From serving the petition to Decree Nisi it took eight months, and it took a further nine months for my Decree Absolute - about 17 months altogether. Fortunately the house sold within two weeks of putting on the market so no problems there.
So it can be done.
Best of luck,
Ash (gnashing teeth) xxxxxxxxxxxxxxxxxxx
Posted by Ashley on 7-Jun-12 22:49 GMT
You will know this but you to show 1) irretrievable breakdown and 2) unreasonable behaviour.
The courts are quite liberal on the unreasonable behaviour ground and tend to he view that if one person is petitioning then the marriage has irretrievably broken down. This is why he is doomed to fail.
Posted by Givemestrength on 7-Jun-12 22:50 GMT
You do not need to show him anymore papers. Just serve them. yes you will have to pay the court fees. He can contest them, but in general, the courts dont care to hear his side since how can he say he wants to stay married to a person who does not want to stay married to him? That worked in the 1960s and before but not in modern day. He is allowed to sign the papers without agreeing to the reason (my ex did this) so as long as you put enough in to show his unreasonableness, it should go through.
Word of warning though - sorry Flower have not been following your posts closely - but if you have kids together - mention the DV. He will kick off no matter what you put in the petition and you CANNOT entirely predict or control his response but if you have kids, and he goes for residency, and you bring up the DV, they will ask if it was mentioned in the petittion so eventhough ever bone in yoru body is saying try make things as smooth as possible, this process is not going to be smooth or peaceful and therefore you have to think ahead.

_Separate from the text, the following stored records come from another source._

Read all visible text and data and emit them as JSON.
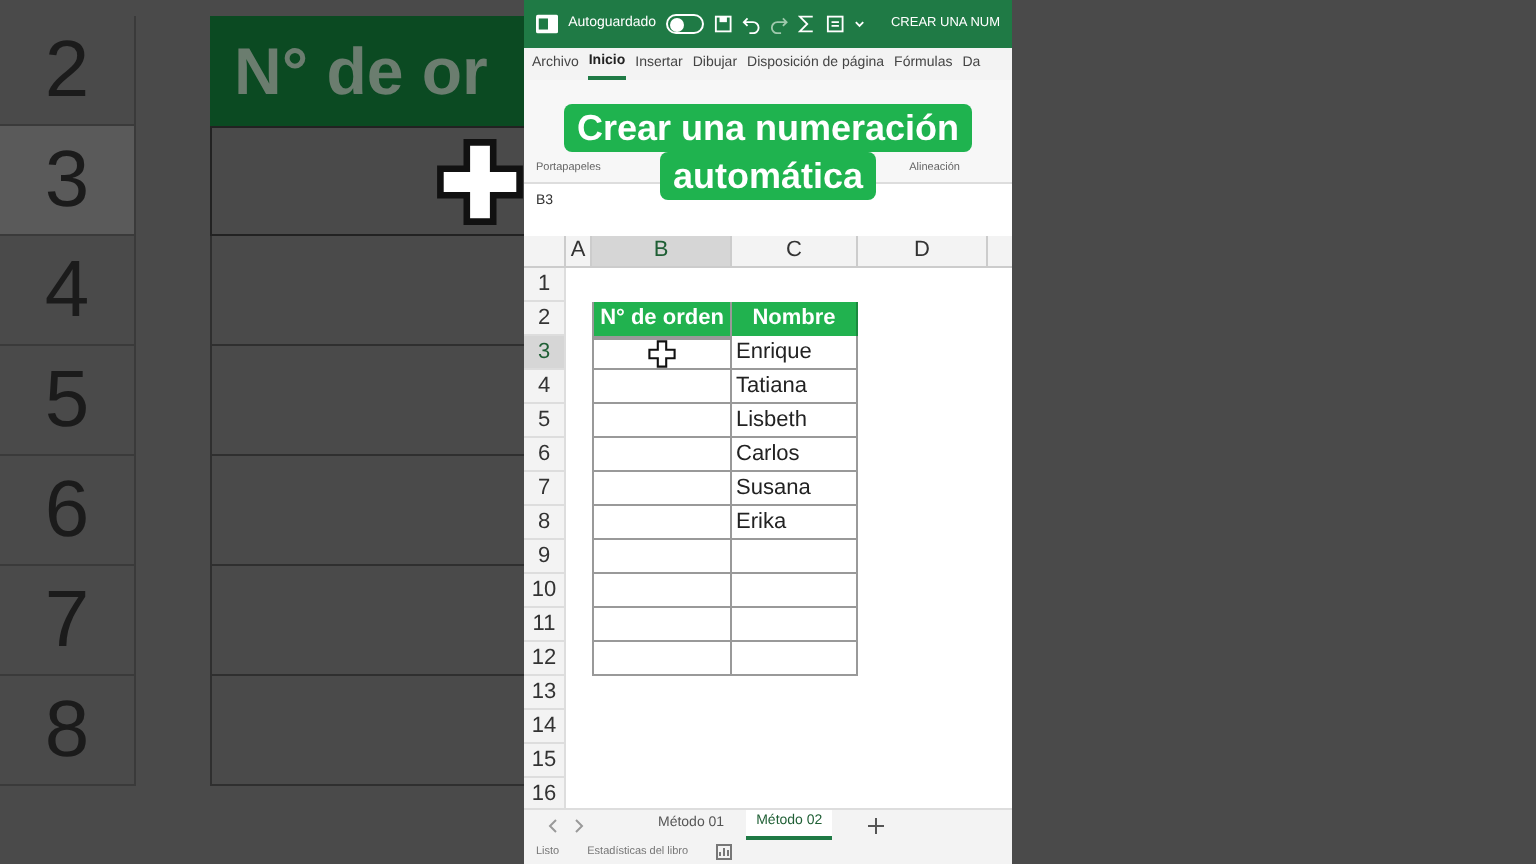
{
  "backdrop": {
    "rows": [
      {
        "number": "2",
        "selected": false,
        "kind": "header"
      },
      {
        "number": "3",
        "selected": true,
        "kind": "cursor"
      },
      {
        "number": "4",
        "selected": false,
        "kind": "cell"
      },
      {
        "number": "5",
        "selected": false,
        "kind": "cell"
      },
      {
        "number": "6",
        "selected": false,
        "kind": "cell"
      },
      {
        "number": "7",
        "selected": false,
        "kind": "cell"
      },
      {
        "number": "8",
        "selected": false,
        "kind": "cell"
      }
    ],
    "header_fragment": "N° de or"
  },
  "title_bar": {
    "autosave_label": "Autoguardado",
    "autosave_on": false,
    "title": "CREAR UNA NUM"
  },
  "ribbon_tabs": [
    {
      "label": "Archivo",
      "selected": false
    },
    {
      "label": "Inicio",
      "selected": true
    },
    {
      "label": "Insertar",
      "selected": false
    },
    {
      "label": "Dibujar",
      "selected": false
    },
    {
      "label": "Disposición de página",
      "selected": false
    },
    {
      "label": "Fórmulas",
      "selected": false
    },
    {
      "label": "Da",
      "selected": false
    }
  ],
  "ribbon_groups": [
    "Portapapeles",
    "Alineación"
  ],
  "name_box": "B3",
  "caption": [
    "Crear una numeración",
    "automática"
  ],
  "columns": [
    {
      "label": "A",
      "selected": false
    },
    {
      "label": "B",
      "selected": true
    },
    {
      "label": "C",
      "selected": false
    },
    {
      "label": "D",
      "selected": false
    }
  ],
  "rows": [
    {
      "number": "1",
      "selected": false,
      "kind": "empty"
    },
    {
      "number": "2",
      "selected": false,
      "kind": "header",
      "b": "N° de orden",
      "c": "Nombre"
    },
    {
      "number": "3",
      "selected": true,
      "kind": "cursor",
      "c": "Enrique"
    },
    {
      "number": "4",
      "selected": false,
      "kind": "table",
      "c": "Tatiana"
    },
    {
      "number": "5",
      "selected": false,
      "kind": "table",
      "c": "Lisbeth"
    },
    {
      "number": "6",
      "selected": false,
      "kind": "table",
      "c": "Carlos"
    },
    {
      "number": "7",
      "selected": false,
      "kind": "table",
      "c": "Susana"
    },
    {
      "number": "8",
      "selected": false,
      "kind": "table",
      "c": "Erika"
    },
    {
      "number": "9",
      "selected": false,
      "kind": "table"
    },
    {
      "number": "10",
      "selected": false,
      "kind": "table"
    },
    {
      "number": "11",
      "selected": false,
      "kind": "table"
    },
    {
      "number": "12",
      "selected": false,
      "kind": "table"
    },
    {
      "number": "13",
      "selected": false,
      "kind": "empty"
    },
    {
      "number": "14",
      "selected": false,
      "kind": "empty"
    },
    {
      "number": "15",
      "selected": false,
      "kind": "empty"
    },
    {
      "number": "16",
      "selected": false,
      "kind": "empty"
    }
  ],
  "sheet_tabs": [
    {
      "label": "Método 01",
      "selected": false
    },
    {
      "label": "Método 02",
      "selected": true
    }
  ],
  "status_bar": [
    "Listo",
    "Estadísticas del libro"
  ]
}
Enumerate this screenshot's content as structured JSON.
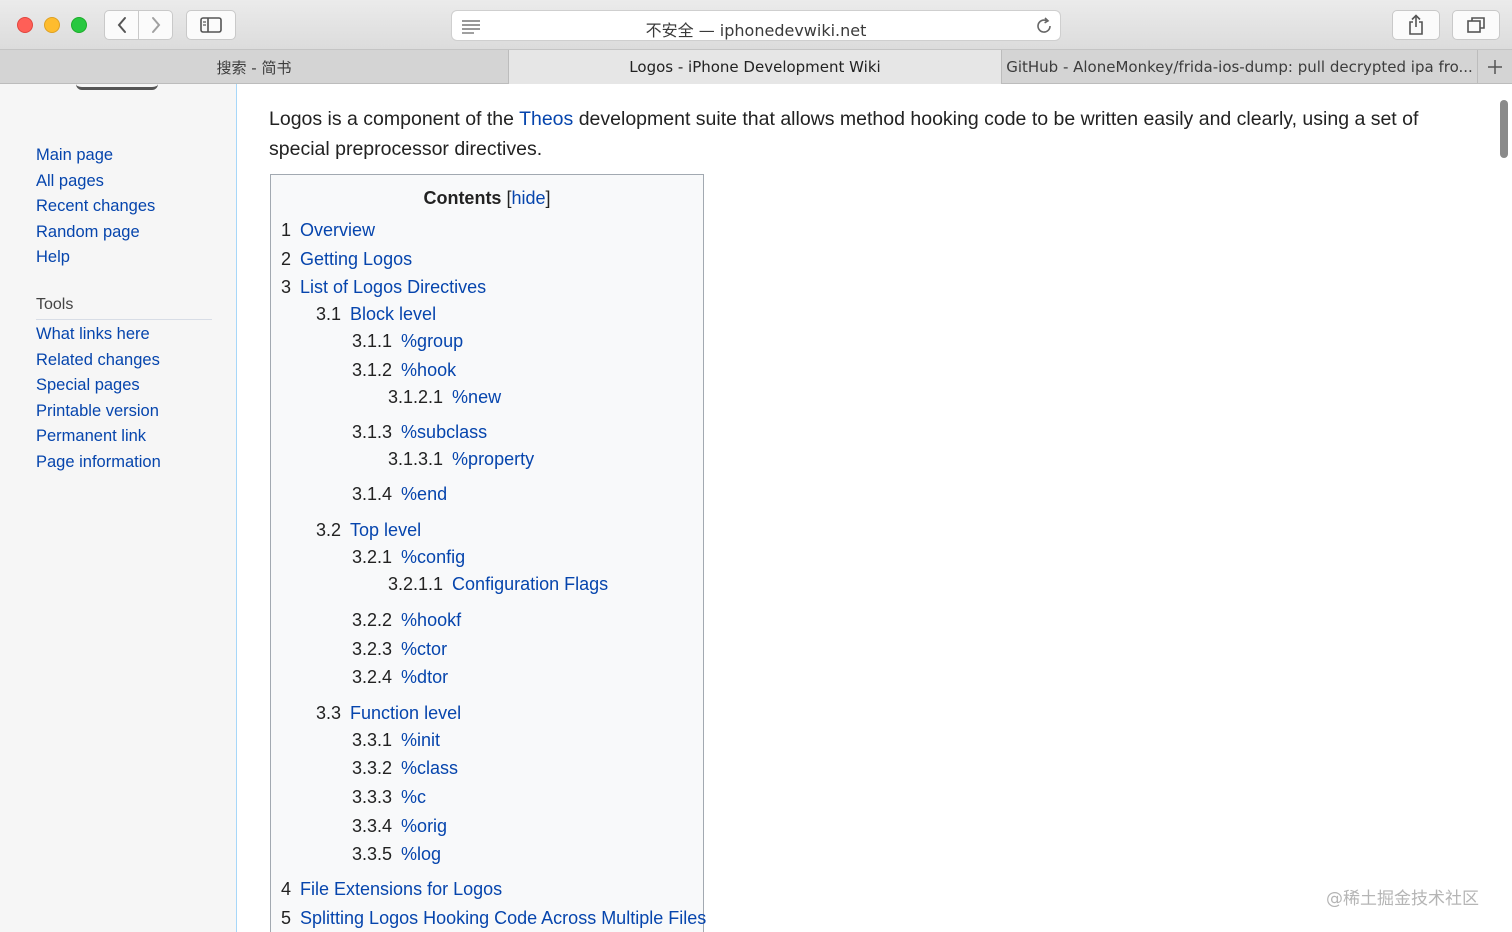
{
  "browser": {
    "address_text": "不安全 — iphonedevwiki.net",
    "tabs": [
      {
        "label": "搜索 - 简书"
      },
      {
        "label": "Logos - iPhone Development Wiki"
      },
      {
        "label": "GitHub - AloneMonkey/frida-ios-dump: pull decrypted ipa fro..."
      }
    ]
  },
  "sidebar": {
    "nav_items": [
      "Main page",
      "All pages",
      "Recent changes",
      "Random page",
      "Help"
    ],
    "tools_heading": "Tools",
    "tools_items": [
      "What links here",
      "Related changes",
      "Special pages",
      "Printable version",
      "Permanent link",
      "Page information"
    ]
  },
  "article": {
    "intro_before": "Logos is a component of the ",
    "intro_link": "Theos",
    "intro_after": " development suite that allows method hooking code to be written easily and clearly, using a set of special preprocessor directives."
  },
  "toc": {
    "title": "Contents",
    "hide_open": "[",
    "hide_label": "hide",
    "hide_close": "]",
    "entries": [
      {
        "num": "1",
        "text": "Overview"
      },
      {
        "num": "2",
        "text": "Getting Logos"
      },
      {
        "num": "3",
        "text": "List of Logos Directives"
      },
      {
        "num": "3.1",
        "text": "Block level"
      },
      {
        "num": "3.1.1",
        "text": "%group"
      },
      {
        "num": "3.1.2",
        "text": "%hook"
      },
      {
        "num": "3.1.2.1",
        "text": "%new"
      },
      {
        "num": "3.1.3",
        "text": "%subclass"
      },
      {
        "num": "3.1.3.1",
        "text": "%property"
      },
      {
        "num": "3.1.4",
        "text": "%end"
      },
      {
        "num": "3.2",
        "text": "Top level"
      },
      {
        "num": "3.2.1",
        "text": "%config"
      },
      {
        "num": "3.2.1.1",
        "text": "Configuration Flags"
      },
      {
        "num": "3.2.2",
        "text": "%hookf"
      },
      {
        "num": "3.2.3",
        "text": "%ctor"
      },
      {
        "num": "3.2.4",
        "text": "%dtor"
      },
      {
        "num": "3.3",
        "text": "Function level"
      },
      {
        "num": "3.3.1",
        "text": "%init"
      },
      {
        "num": "3.3.2",
        "text": "%class"
      },
      {
        "num": "3.3.3",
        "text": "%c"
      },
      {
        "num": "3.3.4",
        "text": "%orig"
      },
      {
        "num": "3.3.5",
        "text": "%log"
      },
      {
        "num": "4",
        "text": "File Extensions for Logos"
      },
      {
        "num": "5",
        "text": "Splitting Logos Hooking Code Across Multiple Files"
      }
    ]
  },
  "watermark": "@稀土掘金技术社区",
  "colors": {
    "link": "#0645ad",
    "text": "#222222",
    "toc_border": "#a2a9b1"
  }
}
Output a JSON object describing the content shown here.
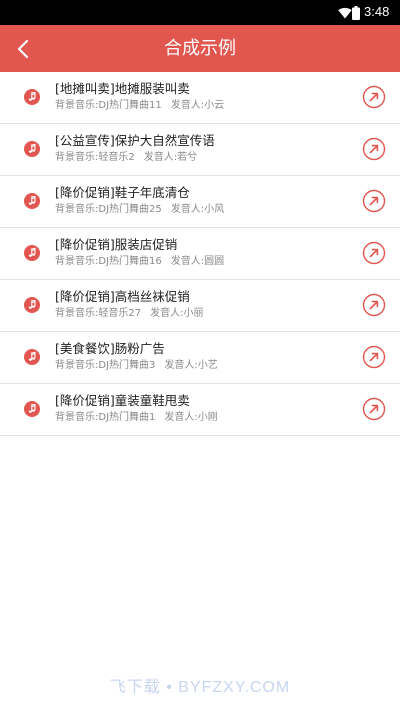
{
  "status_bar": {
    "time": "3:48",
    "icons": [
      "wifi-icon",
      "battery-icon"
    ]
  },
  "app_bar": {
    "title": "合成示例",
    "back_icon": "chevron-left-icon"
  },
  "colors": {
    "accent": "#e25650",
    "title_text": "#222222",
    "meta_text": "#8a8a8a",
    "divider": "#e2e2e2"
  },
  "items": [
    {
      "title": "[地摊叫卖]地摊服装叫卖",
      "music": "背景音乐:DJ热门舞曲11",
      "speaker": "发音人:小云"
    },
    {
      "title": "[公益宣传]保护大自然宣传语",
      "music": "背景音乐:轻音乐2",
      "speaker": "发音人:若兮"
    },
    {
      "title": "[降价促销]鞋子年底清仓",
      "music": "背景音乐:DJ热门舞曲25",
      "speaker": "发音人:小风"
    },
    {
      "title": "[降价促销]服装店促销",
      "music": "背景音乐:DJ热门舞曲16",
      "speaker": "发音人:圆圆"
    },
    {
      "title": "[降价促销]高档丝袜促销",
      "music": "背景音乐:轻音乐27",
      "speaker": "发音人:小丽"
    },
    {
      "title": "[美食餐饮]肠粉广告",
      "music": "背景音乐:DJ热门舞曲3",
      "speaker": "发音人:小艺"
    },
    {
      "title": "[降价促销]童装童鞋甩卖",
      "music": "背景音乐:DJ热门舞曲1",
      "speaker": "发音人:小刚"
    }
  ],
  "item_icons": {
    "leading": "music-note-icon",
    "trailing": "arrow-up-right-circle-icon"
  },
  "watermark": "飞下载 • BYFZXY.COM"
}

Protect yourself in the proceedings as well as physically. This time is an extremely dangerous time for you and for any woman who is busy leaving their partner and this extreme danger time remains for about a year after you have left. This is even the case if he has never lifted a hand to you and equally so if he has been physically violent.
Get a safety plan in place as a matter of urgency.
Get legal advice as soon as you can and legally and physically protect yourself
PS the other side is bliss and worth the trouble for. I am out the other side and am much much happier
Posted by Kia Kaha Wahine on 7-Jun-12 22:51 GMT
Do not show him the petition.
Posted by Givemestrength on 7-Jun-12 22:52 GMT
Have been tied up (figuratively) in a deep and meaningful since OP.
Exhausted. He showed me another side, another attitude (always only when we get right to the wire) swears he loves me, swears he's changed da-da, da-da. Also admitting past fault and saying he can see why I wouldn't want to stay. The most honest I think I've ever heard him.
I think it's too little, too late. He's asking for my trust but still resisting a perpetrator programme because I can't and won't guarantee that I will want him at the end of it.
I will take the advice about fining a solicitor who 'gets' DV, the affidavit etc. And I will make sure I'm safe!
KKW all our children are grown into young adults, thank goodness, so that is one huge battleground we can avoid. We married young and had them late after many trials, so I leave you to imagine how many years I've racked up with this treasure, hoping things would get better and being disappointed.
Thank you, thank you all and goodnight.
Posted by Flowerchild on 8-Jun-12 01:09 GMT